Spain’s Rajoy Announces More Cuts, Tax Increases

The Spanish leader unveils “necessary” austerity measures to bring spending in line with revenue.

Prime Minister Mariano Rajoy of Spain announced new austerity measures on Wednesday in order to reduce his government’s shortfall by €65 billion in 2014.

Rajoy proposed a three point hike in consumption taxes and a reversal of property tax breaks that his conservative party restored in December when it replaced a socialist administration. He also announced cuts in unemployment benefits and public-sector pay as well as privatization plans for airports, harbors and rail assets.

The conservative, who was interrupted several times by opposition lawmakers during his speech in parliament, admitted, “These measures are not pleasant but they are necessary. Our public spending exceeds our income by tens of billions of euros.”

In keeping one election promise, Rajoy did not touch pensions. He had also vowed no further sales tax increases however. The socialists increased the rate from 16 to 18 percent. Rajoy announced a raise to 21 percent.

Deeper public spending cuts are needed to balance Spain’s budget in the short term. The socialists previously increased consumption and income tax rates to mend the deficit but even so, the current target of 5.3 percent of gross domestic product will be difficult to achieve.

Last year, the deficit ended at 8.9 percent. Government spending was cut that year by 3.6 percent after 1 percent in cuts in 2010.

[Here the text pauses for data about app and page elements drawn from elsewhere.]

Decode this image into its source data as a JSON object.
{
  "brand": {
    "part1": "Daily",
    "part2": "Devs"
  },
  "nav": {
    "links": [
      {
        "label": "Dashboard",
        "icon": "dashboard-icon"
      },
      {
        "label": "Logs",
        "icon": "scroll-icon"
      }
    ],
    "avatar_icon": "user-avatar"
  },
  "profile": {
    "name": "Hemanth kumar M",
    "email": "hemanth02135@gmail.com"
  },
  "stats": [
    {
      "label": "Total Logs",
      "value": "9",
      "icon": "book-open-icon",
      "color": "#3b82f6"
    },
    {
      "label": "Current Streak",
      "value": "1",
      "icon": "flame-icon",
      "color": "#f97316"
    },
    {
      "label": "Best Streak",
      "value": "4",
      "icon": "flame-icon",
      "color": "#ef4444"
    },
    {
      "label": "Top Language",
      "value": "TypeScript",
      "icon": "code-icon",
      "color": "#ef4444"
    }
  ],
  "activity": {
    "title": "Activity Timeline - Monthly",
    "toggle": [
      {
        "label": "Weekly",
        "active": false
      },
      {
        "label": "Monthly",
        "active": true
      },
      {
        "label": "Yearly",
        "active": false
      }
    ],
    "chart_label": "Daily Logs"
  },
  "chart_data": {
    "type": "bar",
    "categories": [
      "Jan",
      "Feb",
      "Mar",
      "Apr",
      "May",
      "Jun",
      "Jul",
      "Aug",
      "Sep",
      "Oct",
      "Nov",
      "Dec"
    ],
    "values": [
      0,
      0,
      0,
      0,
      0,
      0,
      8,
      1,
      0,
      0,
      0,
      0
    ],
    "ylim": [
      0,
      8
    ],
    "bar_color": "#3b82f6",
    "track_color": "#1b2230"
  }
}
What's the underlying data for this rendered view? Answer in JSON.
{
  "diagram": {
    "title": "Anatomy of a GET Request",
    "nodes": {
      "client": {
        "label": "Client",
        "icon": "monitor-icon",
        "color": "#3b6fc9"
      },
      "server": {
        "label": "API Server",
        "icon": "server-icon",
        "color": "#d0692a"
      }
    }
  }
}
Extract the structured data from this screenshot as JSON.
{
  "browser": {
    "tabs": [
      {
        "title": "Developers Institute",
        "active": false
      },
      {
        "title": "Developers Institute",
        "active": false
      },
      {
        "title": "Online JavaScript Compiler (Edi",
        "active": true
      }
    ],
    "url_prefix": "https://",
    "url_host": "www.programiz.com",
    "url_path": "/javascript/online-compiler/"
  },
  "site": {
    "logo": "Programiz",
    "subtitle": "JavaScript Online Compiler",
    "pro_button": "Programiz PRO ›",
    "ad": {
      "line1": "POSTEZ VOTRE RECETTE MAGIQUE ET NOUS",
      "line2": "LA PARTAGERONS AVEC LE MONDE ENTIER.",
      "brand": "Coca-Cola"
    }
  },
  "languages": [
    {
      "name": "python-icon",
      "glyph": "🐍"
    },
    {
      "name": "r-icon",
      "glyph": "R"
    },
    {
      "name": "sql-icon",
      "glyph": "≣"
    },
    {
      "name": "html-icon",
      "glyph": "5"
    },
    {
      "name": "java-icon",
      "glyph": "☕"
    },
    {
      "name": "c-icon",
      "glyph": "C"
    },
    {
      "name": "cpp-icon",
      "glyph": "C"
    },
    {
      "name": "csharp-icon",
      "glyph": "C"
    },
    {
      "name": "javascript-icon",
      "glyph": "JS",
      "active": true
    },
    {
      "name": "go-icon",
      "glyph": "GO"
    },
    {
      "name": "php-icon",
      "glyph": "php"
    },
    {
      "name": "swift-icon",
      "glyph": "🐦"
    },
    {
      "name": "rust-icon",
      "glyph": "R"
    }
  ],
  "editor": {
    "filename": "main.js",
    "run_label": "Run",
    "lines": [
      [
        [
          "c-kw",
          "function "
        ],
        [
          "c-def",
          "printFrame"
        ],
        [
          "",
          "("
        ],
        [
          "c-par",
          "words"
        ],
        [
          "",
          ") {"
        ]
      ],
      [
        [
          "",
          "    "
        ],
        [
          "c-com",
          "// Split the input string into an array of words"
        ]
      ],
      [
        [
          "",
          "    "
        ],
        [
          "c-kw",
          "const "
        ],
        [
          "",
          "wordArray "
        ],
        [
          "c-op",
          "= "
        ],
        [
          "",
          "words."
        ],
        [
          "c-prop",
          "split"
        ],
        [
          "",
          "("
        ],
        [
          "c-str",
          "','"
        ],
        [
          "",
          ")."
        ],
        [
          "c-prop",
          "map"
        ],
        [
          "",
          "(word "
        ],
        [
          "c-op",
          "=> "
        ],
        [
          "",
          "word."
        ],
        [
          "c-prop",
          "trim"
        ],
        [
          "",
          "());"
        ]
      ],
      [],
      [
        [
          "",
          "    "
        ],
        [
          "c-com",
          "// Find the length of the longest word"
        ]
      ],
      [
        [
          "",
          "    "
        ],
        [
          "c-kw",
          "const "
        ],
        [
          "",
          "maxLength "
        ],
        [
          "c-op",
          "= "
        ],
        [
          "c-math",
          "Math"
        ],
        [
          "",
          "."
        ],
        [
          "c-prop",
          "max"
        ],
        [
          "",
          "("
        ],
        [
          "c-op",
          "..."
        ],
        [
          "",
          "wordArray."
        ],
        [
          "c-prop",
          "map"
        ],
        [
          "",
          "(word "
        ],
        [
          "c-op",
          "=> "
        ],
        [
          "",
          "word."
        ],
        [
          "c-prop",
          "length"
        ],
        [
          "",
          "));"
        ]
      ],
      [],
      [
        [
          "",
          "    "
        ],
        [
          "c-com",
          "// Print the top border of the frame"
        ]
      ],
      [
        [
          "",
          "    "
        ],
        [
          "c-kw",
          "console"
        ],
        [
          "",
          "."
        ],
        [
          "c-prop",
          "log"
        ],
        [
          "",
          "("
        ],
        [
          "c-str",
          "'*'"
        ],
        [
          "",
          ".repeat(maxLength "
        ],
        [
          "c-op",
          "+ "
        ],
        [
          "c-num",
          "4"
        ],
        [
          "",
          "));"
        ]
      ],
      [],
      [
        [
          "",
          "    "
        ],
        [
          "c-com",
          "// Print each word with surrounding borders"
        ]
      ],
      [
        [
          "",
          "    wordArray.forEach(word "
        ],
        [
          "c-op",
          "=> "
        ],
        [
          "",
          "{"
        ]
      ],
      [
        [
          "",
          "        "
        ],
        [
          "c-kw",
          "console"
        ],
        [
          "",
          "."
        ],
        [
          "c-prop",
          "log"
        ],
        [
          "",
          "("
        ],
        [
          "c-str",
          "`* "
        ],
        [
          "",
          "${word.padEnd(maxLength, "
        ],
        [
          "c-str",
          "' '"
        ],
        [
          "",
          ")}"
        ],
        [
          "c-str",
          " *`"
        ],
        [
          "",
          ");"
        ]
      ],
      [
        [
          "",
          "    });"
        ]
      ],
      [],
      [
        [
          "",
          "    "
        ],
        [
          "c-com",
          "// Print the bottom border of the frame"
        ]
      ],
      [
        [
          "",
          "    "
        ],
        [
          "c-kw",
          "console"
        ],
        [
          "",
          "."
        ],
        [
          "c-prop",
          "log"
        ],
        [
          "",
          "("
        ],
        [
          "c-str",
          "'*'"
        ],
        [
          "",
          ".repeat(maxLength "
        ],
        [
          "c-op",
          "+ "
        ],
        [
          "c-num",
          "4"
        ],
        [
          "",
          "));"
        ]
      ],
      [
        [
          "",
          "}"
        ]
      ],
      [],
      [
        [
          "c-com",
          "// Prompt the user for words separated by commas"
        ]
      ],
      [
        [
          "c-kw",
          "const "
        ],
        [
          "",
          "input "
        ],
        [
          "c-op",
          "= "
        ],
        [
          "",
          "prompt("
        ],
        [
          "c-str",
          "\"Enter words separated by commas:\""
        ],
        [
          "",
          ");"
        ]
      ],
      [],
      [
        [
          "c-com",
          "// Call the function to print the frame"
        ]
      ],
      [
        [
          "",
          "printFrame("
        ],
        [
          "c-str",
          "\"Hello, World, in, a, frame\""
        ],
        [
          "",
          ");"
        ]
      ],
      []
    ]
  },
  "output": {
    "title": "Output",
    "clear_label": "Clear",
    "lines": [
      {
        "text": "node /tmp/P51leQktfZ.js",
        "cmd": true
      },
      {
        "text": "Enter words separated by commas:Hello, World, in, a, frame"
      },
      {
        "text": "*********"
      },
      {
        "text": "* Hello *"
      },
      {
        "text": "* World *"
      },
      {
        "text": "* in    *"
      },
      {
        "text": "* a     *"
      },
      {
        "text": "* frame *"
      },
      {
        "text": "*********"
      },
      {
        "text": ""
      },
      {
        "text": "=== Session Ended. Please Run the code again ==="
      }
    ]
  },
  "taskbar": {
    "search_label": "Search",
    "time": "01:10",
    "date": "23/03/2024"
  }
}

After the Spanish housing market collapsed in 2008, government spending as a share of GDP reached a record high of 46.3 percent. The ruling socialists attempted a Keynesian stimulus policy that did little to shift employment from construction or create jobs in it. More than one out of five Spanish workers is currently unemployed. Among the young, the jobless rate stands at over 50 percent.

European finance ministers on Tuesday agreed to give Spain more time, until 2014 instead of 2013, to bring the deficit down to 3 percent of GDP in accordance with the European Union fiscal treaty’s limit. They also committed €30 to support Spanish banks, the first batch of a €100 billion rescue package.